Filter the listing down to the lines containing the word "data".

----- Given information -----

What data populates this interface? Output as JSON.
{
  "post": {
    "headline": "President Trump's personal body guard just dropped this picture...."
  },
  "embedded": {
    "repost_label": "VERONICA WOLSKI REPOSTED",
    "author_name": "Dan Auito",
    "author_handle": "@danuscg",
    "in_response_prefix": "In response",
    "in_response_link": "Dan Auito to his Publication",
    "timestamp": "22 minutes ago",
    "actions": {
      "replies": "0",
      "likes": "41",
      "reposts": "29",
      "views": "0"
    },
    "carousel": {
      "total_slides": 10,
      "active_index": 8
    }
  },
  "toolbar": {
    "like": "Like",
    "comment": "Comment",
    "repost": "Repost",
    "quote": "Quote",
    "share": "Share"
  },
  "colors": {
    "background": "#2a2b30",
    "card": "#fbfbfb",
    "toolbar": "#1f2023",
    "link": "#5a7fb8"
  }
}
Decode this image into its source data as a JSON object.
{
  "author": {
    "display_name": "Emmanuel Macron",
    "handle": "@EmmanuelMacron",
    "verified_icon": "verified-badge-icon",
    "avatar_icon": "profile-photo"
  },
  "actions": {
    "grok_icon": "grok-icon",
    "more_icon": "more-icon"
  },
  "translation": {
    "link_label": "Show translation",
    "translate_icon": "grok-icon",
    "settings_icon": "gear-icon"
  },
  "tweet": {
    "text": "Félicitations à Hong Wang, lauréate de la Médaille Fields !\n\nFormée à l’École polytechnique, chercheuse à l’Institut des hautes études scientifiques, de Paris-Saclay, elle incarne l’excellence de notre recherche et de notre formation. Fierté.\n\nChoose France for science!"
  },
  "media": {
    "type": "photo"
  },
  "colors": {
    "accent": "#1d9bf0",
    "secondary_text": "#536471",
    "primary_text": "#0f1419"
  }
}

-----

### [Reply to the exercise]
What data populates this interface? Output as JSON.
Decode this image into its source data as a JSON object.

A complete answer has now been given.